Dr Clare Ramsden, Tasmanian Health Organisation
When people experience a change in their cognition, either through injury, illness or neurodegenerative disorders, a range of cognitive supports are frequently suggested. Aids and supports, such as external memory aids and reminder systems, have been used with individuals with impaired cognition for many years, and the literature demonstrates that they are beneficial in supporting people to be independent. Mobile technology is increasingly prevalent in our lives, and many people are familiar with technology devices when they engage with health services. Support to learn to use a device is less necessary, but support to use a device as a tool for independence is more challenging. This presentation will discuss how individuals with impaired cognition can be supported to use mobile assistive technology devices (iPads, tablets, phones, etc.) to assist with a range of cognitive impairments, including memory, attention, language, visuo-spatial difficulties and executive dysfunction. Strategies to identify appropriate devices and apps to suit particular cognitive needs will be presented. The learning outcomes of the presentation are that participants will have an understanding of the support needs of people with a range of cognitive impairments, how technology devices can meet these needs, how to identify suitable devices and apps for an individual, and utilise these tools to increase the person’s independence.
Why the presentation/topic will be of interest to Conference participants:

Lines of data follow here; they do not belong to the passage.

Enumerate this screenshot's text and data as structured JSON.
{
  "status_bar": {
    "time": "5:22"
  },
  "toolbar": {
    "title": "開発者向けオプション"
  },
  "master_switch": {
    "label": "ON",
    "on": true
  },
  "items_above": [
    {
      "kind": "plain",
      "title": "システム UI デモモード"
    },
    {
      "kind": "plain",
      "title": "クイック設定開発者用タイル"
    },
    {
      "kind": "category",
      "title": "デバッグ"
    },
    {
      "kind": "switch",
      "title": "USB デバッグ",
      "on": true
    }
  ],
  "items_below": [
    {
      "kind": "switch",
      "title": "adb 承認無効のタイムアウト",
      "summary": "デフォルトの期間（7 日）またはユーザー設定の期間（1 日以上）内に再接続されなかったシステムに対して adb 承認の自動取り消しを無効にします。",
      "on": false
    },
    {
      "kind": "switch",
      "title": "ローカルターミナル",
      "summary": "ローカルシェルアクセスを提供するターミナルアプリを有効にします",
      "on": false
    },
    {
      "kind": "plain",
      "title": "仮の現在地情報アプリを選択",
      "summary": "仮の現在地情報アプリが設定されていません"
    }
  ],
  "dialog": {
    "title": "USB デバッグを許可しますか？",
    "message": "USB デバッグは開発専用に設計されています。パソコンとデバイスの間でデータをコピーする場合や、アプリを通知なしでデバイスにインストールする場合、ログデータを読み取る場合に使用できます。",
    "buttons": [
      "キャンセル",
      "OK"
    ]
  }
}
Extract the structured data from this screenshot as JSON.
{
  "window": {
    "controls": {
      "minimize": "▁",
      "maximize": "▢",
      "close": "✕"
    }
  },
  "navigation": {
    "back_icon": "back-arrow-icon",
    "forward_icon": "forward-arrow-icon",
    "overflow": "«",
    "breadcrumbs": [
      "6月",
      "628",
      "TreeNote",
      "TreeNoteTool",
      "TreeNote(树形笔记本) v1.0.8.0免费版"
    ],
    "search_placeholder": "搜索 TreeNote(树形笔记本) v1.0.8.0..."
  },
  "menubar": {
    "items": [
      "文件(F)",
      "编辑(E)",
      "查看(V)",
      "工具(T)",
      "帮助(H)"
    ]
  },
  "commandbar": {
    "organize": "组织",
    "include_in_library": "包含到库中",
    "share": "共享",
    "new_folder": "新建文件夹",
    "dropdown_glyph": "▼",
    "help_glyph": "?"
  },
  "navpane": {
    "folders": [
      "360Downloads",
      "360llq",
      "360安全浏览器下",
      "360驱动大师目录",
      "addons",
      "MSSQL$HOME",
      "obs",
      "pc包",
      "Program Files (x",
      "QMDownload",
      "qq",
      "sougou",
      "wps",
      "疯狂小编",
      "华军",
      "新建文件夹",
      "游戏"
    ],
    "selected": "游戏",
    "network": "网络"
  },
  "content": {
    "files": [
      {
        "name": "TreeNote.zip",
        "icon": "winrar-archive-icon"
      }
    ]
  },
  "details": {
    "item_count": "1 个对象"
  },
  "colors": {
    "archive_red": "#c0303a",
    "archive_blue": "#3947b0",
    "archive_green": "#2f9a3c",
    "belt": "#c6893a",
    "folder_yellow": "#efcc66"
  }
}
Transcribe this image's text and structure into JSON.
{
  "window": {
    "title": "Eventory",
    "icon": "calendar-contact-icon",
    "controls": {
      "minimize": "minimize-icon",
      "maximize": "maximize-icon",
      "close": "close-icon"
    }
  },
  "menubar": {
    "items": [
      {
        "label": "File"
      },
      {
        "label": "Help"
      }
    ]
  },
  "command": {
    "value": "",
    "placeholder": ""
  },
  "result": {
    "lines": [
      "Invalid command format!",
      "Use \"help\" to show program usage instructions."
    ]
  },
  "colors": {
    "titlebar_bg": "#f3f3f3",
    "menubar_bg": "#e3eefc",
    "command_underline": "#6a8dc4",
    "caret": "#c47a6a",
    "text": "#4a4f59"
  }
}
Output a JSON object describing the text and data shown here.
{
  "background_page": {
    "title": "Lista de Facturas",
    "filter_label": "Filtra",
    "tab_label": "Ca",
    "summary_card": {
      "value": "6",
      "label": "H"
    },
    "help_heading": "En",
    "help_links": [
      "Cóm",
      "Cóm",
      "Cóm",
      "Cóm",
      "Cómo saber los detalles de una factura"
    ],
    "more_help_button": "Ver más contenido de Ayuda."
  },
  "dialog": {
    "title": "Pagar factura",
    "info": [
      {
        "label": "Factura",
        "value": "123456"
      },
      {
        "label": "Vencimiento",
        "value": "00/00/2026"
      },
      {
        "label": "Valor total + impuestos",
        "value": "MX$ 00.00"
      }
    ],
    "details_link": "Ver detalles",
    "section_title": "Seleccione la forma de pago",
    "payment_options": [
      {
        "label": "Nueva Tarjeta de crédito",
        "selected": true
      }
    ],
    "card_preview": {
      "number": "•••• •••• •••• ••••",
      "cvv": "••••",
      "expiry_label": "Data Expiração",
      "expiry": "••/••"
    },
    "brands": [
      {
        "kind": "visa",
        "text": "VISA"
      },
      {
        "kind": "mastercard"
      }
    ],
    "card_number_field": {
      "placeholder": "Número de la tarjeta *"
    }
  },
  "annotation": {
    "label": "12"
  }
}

The presentation will appeal to participants who work directly with people with cognitive impairments, or their families. It will provide specific guidance for identifying suitable devices and apps for people with cognitive impairments, and strategies to support people to use these tools to improve their independence in the community. A range of potential devices and apps will be discussed, along with tips for remaining up to date with this ever-changing technology.